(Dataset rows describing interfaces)

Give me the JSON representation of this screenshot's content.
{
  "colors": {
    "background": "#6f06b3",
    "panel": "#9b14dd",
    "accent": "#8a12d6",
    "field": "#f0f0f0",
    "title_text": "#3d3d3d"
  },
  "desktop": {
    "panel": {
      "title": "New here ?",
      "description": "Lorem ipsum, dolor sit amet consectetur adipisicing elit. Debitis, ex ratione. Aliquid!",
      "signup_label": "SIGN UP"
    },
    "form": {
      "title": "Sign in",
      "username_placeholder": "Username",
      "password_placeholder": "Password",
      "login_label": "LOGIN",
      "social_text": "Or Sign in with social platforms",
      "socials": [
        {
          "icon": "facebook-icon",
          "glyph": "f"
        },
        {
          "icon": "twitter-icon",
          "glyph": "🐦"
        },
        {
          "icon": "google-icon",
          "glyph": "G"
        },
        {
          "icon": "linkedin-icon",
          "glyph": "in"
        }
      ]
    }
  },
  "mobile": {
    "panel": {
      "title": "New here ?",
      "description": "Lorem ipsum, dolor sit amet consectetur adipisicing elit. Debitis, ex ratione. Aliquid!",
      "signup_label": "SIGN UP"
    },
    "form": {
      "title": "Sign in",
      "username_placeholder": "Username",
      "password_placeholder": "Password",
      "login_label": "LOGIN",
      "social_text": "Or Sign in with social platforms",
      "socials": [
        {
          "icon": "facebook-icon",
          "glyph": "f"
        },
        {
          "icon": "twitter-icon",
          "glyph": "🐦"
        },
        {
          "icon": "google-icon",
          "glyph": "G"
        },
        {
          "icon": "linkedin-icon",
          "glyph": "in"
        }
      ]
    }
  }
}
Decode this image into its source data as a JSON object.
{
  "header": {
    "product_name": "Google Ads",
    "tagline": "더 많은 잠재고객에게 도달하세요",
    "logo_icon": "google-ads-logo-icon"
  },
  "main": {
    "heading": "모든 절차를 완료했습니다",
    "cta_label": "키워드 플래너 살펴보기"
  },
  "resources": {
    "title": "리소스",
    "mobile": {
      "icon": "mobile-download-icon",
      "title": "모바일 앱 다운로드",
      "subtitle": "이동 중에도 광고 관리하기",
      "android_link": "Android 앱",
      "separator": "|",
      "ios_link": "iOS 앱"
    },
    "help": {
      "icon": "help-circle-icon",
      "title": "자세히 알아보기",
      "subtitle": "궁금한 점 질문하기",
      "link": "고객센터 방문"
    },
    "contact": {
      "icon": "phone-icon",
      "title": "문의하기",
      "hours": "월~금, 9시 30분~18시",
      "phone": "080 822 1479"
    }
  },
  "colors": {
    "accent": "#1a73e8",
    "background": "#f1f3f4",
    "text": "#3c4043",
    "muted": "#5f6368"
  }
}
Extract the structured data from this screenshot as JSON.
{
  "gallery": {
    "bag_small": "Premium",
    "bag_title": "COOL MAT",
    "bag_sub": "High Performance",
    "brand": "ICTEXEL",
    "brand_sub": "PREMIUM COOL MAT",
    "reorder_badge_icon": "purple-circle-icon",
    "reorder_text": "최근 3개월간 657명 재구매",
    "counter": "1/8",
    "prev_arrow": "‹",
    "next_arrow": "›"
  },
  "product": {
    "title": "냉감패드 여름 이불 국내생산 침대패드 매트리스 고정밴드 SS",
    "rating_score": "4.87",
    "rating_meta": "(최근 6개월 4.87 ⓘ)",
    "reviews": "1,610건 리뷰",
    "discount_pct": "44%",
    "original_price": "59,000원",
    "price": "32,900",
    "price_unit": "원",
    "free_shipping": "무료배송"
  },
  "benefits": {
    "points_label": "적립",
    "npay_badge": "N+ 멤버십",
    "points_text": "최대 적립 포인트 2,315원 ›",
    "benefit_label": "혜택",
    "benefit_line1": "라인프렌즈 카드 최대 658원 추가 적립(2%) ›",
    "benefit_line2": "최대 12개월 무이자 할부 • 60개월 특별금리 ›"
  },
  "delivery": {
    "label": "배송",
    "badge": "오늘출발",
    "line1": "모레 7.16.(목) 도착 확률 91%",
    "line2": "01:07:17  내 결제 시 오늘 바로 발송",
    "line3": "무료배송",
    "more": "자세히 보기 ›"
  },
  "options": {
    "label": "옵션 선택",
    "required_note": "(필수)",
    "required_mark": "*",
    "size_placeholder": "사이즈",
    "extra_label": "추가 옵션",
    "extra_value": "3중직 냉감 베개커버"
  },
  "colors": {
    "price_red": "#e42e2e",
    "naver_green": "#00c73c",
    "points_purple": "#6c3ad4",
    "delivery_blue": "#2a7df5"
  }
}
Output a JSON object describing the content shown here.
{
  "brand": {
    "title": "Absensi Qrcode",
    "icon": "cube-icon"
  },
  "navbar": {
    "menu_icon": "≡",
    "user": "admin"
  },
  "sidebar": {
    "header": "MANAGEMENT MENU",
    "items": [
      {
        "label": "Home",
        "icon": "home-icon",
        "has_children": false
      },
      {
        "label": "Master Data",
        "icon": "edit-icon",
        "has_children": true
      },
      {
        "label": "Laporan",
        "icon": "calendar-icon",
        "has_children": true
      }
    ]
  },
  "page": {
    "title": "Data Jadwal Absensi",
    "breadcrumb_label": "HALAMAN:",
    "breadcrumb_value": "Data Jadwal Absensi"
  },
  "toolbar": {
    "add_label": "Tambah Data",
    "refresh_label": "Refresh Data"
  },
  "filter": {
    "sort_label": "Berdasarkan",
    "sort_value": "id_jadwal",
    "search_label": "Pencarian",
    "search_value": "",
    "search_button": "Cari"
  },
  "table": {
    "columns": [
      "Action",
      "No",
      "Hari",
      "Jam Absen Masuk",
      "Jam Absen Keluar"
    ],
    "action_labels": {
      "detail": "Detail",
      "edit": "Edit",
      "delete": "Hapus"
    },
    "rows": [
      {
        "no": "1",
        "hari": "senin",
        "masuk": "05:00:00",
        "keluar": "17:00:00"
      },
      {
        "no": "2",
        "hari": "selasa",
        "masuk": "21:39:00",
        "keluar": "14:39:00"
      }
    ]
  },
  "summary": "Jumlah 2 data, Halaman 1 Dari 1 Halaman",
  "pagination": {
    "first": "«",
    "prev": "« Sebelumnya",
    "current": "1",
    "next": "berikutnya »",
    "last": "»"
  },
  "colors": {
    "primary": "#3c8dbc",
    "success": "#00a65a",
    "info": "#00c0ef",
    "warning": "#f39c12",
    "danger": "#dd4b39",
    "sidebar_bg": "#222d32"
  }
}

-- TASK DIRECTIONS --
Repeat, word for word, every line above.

-- SOLUTION TO THIS PROBLEM --
Give me the JSON representation of this screenshot's content.
{
  "colors": {
    "background": "#6f06b3",
    "panel": "#9b14dd",
    "accent": "#8a12d6",
    "field": "#f0f0f0",
    "title_text": "#3d3d3d"
  },
  "desktop": {
    "panel": {
      "title": "New here ?",
      "description": "Lorem ipsum, dolor sit amet consectetur adipisicing elit. Debitis, ex ratione. Aliquid!",
      "signup_label": "SIGN UP"
    },
    "form": {
      "title": "Sign in",
      "username_placeholder": "Username",
      "password_placeholder": "Password",
      "login_label": "LOGIN",
      "social_text": "Or Sign in with social platforms",
      "socials": [
        {
          "icon": "facebook-icon",
          "glyph": "f"
        },
        {
          "icon": "twitter-icon",
          "glyph": "🐦"
        },
        {
          "icon": "google-icon",
          "glyph": "G"
        },
        {
          "icon": "linkedin-icon",
          "glyph": "in"
        }
      ]
    }
  },
  "mobile": {
    "panel": {
      "title": "New here ?",
      "description": "Lorem ipsum, dolor sit amet consectetur adipisicing elit. Debitis, ex ratione. Aliquid!",
      "signup_label": "SIGN UP"
    },
    "form": {
      "title": "Sign in",
      "username_placeholder": "Username",
      "password_placeholder": "Password",
      "login_label": "LOGIN",
      "social_text": "Or Sign in with social platforms",
      "socials": [
        {
          "icon": "facebook-icon",
          "glyph": "f"
        },
        {
          "icon": "twitter-icon",
          "glyph": "🐦"
        },
        {
          "icon": "google-icon",
          "glyph": "G"
        },
        {
          "icon": "linkedin-icon",
          "glyph": "in"
        }
      ]
    }
  }
}
Decode this image into its source data as a JSON object.
{
  "header": {
    "product_name": "Google Ads",
    "tagline": "더 많은 잠재고객에게 도달하세요",
    "logo_icon": "google-ads-logo-icon"
  },
  "main": {
    "heading": "모든 절차를 완료했습니다",
    "cta_label": "키워드 플래너 살펴보기"
  },
  "resources": {
    "title": "리소스",
    "mobile": {
      "icon": "mobile-download-icon",
      "title": "모바일 앱 다운로드",
      "subtitle": "이동 중에도 광고 관리하기",
      "android_link": "Android 앱",
      "separator": "|",
      "ios_link": "iOS 앱"
    },
    "help": {
      "icon": "help-circle-icon",
      "title": "자세히 알아보기",
      "subtitle": "궁금한 점 질문하기",
      "link": "고객센터 방문"
    },
    "contact": {
      "icon": "phone-icon",
      "title": "문의하기",
      "hours": "월~금, 9시 30분~18시",
      "phone": "080 822 1479"
    }
  },
  "colors": {
    "accent": "#1a73e8",
    "background": "#f1f3f4",
    "text": "#3c4043",
    "muted": "#5f6368"
  }
}
Extract the structured data from this screenshot as JSON.
{
  "gallery": {
    "bag_small": "Premium",
    "bag_title": "COOL MAT",
    "bag_sub": "High Performance",
    "brand": "ICTEXEL",
    "brand_sub": "PREMIUM COOL MAT",
    "reorder_badge_icon": "purple-circle-icon",
    "reorder_text": "최근 3개월간 657명 재구매",
    "counter": "1/8",
    "prev_arrow": "‹",
    "next_arrow": "›"
  },
  "product": {
    "title": "냉감패드 여름 이불 국내생산 침대패드 매트리스 고정밴드 SS",
    "rating_score": "4.87",
    "rating_meta": "(최근 6개월 4.87 ⓘ)",
    "reviews": "1,610건 리뷰",
    "discount_pct": "44%",
    "original_price": "59,000원",
    "price": "32,900",
    "price_unit": "원",
    "free_shipping": "무료배송"
  },
  "benefits": {
    "points_label": "적립",
    "npay_badge": "N+ 멤버십",
    "points_text": "최대 적립 포인트 2,315원 ›",
    "benefit_label": "혜택",
    "benefit_line1": "라인프렌즈 카드 최대 658원 추가 적립(2%) ›",
    "benefit_line2": "최대 12개월 무이자 할부 • 60개월 특별금리 ›"
  },
  "delivery": {
    "label": "배송",
    "badge": "오늘출발",
    "line1": "모레 7.16.(목) 도착 확률 91%",
    "line2": "01:07:17  내 결제 시 오늘 바로 발송",
    "line3": "무료배송",
    "more": "자세히 보기 ›"
  },
  "options": {
    "label": "옵션 선택",
    "required_note": "(필수)",
    "required_mark": "*",
    "size_placeholder": "사이즈",
    "extra_label": "추가 옵션",
    "extra_value": "3중직 냉감 베개커버"
  },
  "colors": {
    "price_red": "#e42e2e",
    "naver_green": "#00c73c",
    "points_purple": "#6c3ad4",
    "delivery_blue": "#2a7df5"
  }
}
Output a JSON object describing the content shown here.
{
  "brand": {
    "title": "Absensi Qrcode",
    "icon": "cube-icon"
  },
  "navbar": {
    "menu_icon": "≡",
    "user": "admin"
  },
  "sidebar": {
    "header": "MANAGEMENT MENU",
    "items": [
      {
        "label": "Home",
        "icon": "home-icon",
        "has_children": false
      },
      {
        "label": "Master Data",
        "icon": "edit-icon",
        "has_children": true
      },
      {
        "label": "Laporan",
        "icon": "calendar-icon",
        "has_children": true
      }
    ]
  },
  "page": {
    "title": "Data Jadwal Absensi",
    "breadcrumb_label": "HALAMAN:",
    "breadcrumb_value": "Data Jadwal Absensi"
  },
  "toolbar": {
    "add_label": "Tambah Data",
    "refresh_label": "Refresh Data"
  },
  "filter": {
    "sort_label": "Berdasarkan",
    "sort_value": "id_jadwal",
    "search_label": "Pencarian",
    "search_value": "",
    "search_button": "Cari"
  },
  "table": {
    "columns": [
      "Action",
      "No",
      "Hari",
      "Jam Absen Masuk",
      "Jam Absen Keluar"
    ],
    "action_labels": {
      "detail": "Detail",
      "edit": "Edit",
      "delete": "Hapus"
    },
    "rows": [
      {
        "no": "1",
        "hari": "senin",
        "masuk": "05:00:00",
        "keluar": "17:00:00"
      },
      {
        "no": "2",
        "hari": "selasa",
        "masuk": "21:39:00",
        "keluar": "14:39:00"
      }
    ]
  },
  "summary": "Jumlah 2 data, Halaman 1 Dari 1 Halaman",
  "pagination": {
    "first": "«",
    "prev": "« Sebelumnya",
    "current": "1",
    "next": "berikutnya »",
    "last": "»"
  },
  "colors": {
    "primary": "#3c8dbc",
    "success": "#00a65a",
    "info": "#00c0ef",
    "warning": "#f39c12",
    "danger": "#dd4b39",
    "sidebar_bg": "#222d32"
  }
}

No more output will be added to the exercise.